Our 24/7 Technical Support team helps our customers by answering the call when they need us most. Here is an inside look at why proper care during detector installation is important:
Why: Proper care should be exercised during detector service to minimize system downtime and ensure detector reliability.
Case Study: In this instance, we will examine a recent service event in which Richardson Healthcare Tech Support assisted a customer. This customer called our Parts and Tech Support Hotline [(704) 739-3597] with a ring artifact in the image acquired using their Aquilion PrimeS CT scanner.
The image below shows the initial artifact the customer experienced.
Through our tech support call, the Richardson team was able to assist the customer in locating the cause of the artifact as a faulty QV-ADC board in slot 12 of the detector. A replacement board was ordered for installation the following day.

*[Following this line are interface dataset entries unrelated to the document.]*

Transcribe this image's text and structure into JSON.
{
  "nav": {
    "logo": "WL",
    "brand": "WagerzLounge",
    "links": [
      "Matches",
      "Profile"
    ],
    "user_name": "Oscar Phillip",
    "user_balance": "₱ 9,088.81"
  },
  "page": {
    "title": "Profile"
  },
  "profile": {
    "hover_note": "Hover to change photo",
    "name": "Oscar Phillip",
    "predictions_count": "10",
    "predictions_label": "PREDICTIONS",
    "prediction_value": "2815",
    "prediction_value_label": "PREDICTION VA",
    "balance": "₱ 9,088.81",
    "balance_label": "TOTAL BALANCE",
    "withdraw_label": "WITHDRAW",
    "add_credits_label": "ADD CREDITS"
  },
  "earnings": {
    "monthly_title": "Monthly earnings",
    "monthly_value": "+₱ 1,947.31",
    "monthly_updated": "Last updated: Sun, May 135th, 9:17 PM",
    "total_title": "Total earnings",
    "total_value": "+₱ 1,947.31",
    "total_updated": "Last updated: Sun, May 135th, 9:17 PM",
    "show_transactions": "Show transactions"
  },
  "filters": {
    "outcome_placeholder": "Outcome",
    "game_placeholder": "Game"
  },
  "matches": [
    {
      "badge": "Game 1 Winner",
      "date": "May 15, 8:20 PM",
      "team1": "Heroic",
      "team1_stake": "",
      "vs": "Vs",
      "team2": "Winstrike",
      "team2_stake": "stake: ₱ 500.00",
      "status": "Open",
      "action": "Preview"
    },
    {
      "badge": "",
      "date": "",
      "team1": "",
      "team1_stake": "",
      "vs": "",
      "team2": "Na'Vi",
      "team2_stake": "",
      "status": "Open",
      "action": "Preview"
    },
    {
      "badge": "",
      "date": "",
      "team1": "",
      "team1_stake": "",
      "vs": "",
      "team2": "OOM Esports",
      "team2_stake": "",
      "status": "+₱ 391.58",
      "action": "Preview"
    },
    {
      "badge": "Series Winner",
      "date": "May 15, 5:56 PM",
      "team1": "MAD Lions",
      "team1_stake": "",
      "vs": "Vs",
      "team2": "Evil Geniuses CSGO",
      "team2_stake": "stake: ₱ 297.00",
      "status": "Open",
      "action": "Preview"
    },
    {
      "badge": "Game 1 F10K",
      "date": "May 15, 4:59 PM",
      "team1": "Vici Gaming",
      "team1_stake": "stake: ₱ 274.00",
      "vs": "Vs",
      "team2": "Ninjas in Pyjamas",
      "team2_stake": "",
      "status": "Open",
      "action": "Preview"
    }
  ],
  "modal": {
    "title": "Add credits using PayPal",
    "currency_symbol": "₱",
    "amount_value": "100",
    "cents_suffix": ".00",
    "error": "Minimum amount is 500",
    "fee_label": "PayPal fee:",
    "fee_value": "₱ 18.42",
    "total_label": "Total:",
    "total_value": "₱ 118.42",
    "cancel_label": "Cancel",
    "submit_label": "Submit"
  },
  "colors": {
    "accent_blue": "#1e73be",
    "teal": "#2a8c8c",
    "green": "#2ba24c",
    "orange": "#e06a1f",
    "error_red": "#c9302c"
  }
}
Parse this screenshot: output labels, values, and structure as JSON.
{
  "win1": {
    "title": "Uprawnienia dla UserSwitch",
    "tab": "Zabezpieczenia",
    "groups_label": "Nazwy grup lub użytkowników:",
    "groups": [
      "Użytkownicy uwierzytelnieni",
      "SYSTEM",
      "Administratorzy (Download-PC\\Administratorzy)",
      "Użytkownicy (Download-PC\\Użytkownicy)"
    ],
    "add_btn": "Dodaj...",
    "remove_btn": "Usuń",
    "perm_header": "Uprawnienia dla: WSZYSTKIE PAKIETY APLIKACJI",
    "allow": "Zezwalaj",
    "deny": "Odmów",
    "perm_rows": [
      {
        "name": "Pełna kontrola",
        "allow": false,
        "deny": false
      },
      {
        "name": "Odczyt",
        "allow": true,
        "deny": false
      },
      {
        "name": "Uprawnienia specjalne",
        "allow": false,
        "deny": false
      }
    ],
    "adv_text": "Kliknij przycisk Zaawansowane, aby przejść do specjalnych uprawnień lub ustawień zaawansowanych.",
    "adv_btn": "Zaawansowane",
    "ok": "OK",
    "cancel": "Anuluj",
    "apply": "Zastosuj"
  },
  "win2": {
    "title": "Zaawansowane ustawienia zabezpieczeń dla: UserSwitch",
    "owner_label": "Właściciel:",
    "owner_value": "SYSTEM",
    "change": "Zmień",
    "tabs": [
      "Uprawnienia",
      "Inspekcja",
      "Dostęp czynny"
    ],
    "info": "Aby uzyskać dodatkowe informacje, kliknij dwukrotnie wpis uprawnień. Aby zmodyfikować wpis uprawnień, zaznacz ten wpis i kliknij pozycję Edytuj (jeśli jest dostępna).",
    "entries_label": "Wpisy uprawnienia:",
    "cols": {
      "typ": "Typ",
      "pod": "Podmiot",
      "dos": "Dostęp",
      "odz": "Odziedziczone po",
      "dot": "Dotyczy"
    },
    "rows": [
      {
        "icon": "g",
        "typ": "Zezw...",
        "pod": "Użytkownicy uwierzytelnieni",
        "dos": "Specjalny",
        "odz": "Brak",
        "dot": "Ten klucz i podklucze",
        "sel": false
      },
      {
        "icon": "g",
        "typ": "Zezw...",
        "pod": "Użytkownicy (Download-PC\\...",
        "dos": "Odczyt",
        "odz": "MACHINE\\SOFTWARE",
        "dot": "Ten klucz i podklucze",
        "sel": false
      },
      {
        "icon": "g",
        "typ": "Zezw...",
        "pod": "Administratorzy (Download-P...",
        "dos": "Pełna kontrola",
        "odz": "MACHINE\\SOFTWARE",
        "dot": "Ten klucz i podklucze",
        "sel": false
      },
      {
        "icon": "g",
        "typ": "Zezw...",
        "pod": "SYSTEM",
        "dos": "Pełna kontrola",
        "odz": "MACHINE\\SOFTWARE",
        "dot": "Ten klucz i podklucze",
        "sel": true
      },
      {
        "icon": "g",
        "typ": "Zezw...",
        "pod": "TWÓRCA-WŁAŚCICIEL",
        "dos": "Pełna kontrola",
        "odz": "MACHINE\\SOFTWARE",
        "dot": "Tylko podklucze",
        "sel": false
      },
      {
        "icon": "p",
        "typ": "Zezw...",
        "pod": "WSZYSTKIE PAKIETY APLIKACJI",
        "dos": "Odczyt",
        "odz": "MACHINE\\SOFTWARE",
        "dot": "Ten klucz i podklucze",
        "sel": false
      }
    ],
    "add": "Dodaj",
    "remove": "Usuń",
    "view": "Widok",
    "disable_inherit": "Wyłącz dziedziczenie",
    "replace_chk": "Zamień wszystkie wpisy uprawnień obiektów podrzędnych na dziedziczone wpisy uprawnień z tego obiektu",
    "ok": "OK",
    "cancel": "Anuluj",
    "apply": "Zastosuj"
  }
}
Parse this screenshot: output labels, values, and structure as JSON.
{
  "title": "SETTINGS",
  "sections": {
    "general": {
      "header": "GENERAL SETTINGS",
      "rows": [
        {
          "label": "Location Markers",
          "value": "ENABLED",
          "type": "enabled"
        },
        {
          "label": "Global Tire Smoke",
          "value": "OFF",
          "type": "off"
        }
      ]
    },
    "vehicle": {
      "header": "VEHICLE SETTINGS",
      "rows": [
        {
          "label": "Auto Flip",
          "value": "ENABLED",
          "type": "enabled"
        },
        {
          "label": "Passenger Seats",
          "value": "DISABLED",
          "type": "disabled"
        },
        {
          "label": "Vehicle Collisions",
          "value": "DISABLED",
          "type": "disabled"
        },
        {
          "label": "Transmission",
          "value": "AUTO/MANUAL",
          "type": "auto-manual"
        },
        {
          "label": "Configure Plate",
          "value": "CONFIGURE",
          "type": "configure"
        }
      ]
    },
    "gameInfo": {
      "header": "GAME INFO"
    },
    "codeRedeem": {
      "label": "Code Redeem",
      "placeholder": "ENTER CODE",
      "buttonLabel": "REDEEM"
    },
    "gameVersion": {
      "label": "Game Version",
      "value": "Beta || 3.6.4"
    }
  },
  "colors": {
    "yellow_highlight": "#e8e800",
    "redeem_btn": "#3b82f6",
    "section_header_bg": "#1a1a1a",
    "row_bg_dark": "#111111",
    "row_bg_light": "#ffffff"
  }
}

During the detector service, the local Biomed tech noticed a large amount of dust and lint inside the detector and around the QV-ADC boards due to a lack of maintenance. The tech decided to clean out the detector. Using proper static-control procedures the tech removed each QV-ADC board individually, vacuumed out the respective slot, and re-installed the board before moving on to the next board. After the detector cleaning, test scans were performed to check out the system. The test scans showed new ring artifacts indicating there were two additional QV-ADC boards damaged resulting in the image below (left) showing new ring artifacts and the associated streaks emanating from the rings. The cluster of rings inside the red circle are associated with QV-ADC13. The single ring indicated by the blue arrow is associated with QV-ADC15. QV-ADC13 was replaced and test calibrations were performed to highlight the ring artifact in the right image below for QV-ADC15.
QV-ADC15 was replaced and a complete set of NRA and Air calibrations were performed. Below is the final QA scan of the TOS phantom showing all ring artifacts were resolved and the completion of a successful repair.
Conclusion: The BioMed tech was correct in their initiative to clean the detector that had been neglected for an undetermined amount of time. He was also correct in using proper static-control devices to minimize the risk of damaging the boards.
However, the recommended method does not involve removing the individual QV-ADC boards. The recommended method is to remove the front cover from the detector and use a vacuum to remove any easily accessible dust and lint from the detector cage. After that is removed, use canned compressed air to blow the dust and lint from the inside of the detector and between the QV-ADC boards without removing the QV-ADC boards. After blowing out the detector, use the vacuum to clean up any dislodged dust and lint particles. This method minimizes the risk of damage caused by having the vacuum nozzle in the detector and static damage to the QV-ADC boards. Following the recommended procedure would have prevented the cost of two additional QV-ADC boards and additional days of downtime.
If you are interested in learning more about how to perform proper preventative maintenance, contact our team to learn about our CT Training Courses. Our comprehensive program gives students an overview of the Aquilion CT series and provides training in system operation, installation, preventative maintenance, calibration, diagnostic procedures, troubleshooting, and repair. Graduates will be able to meet and exceed all service requirements for the Aquilion CT platforms.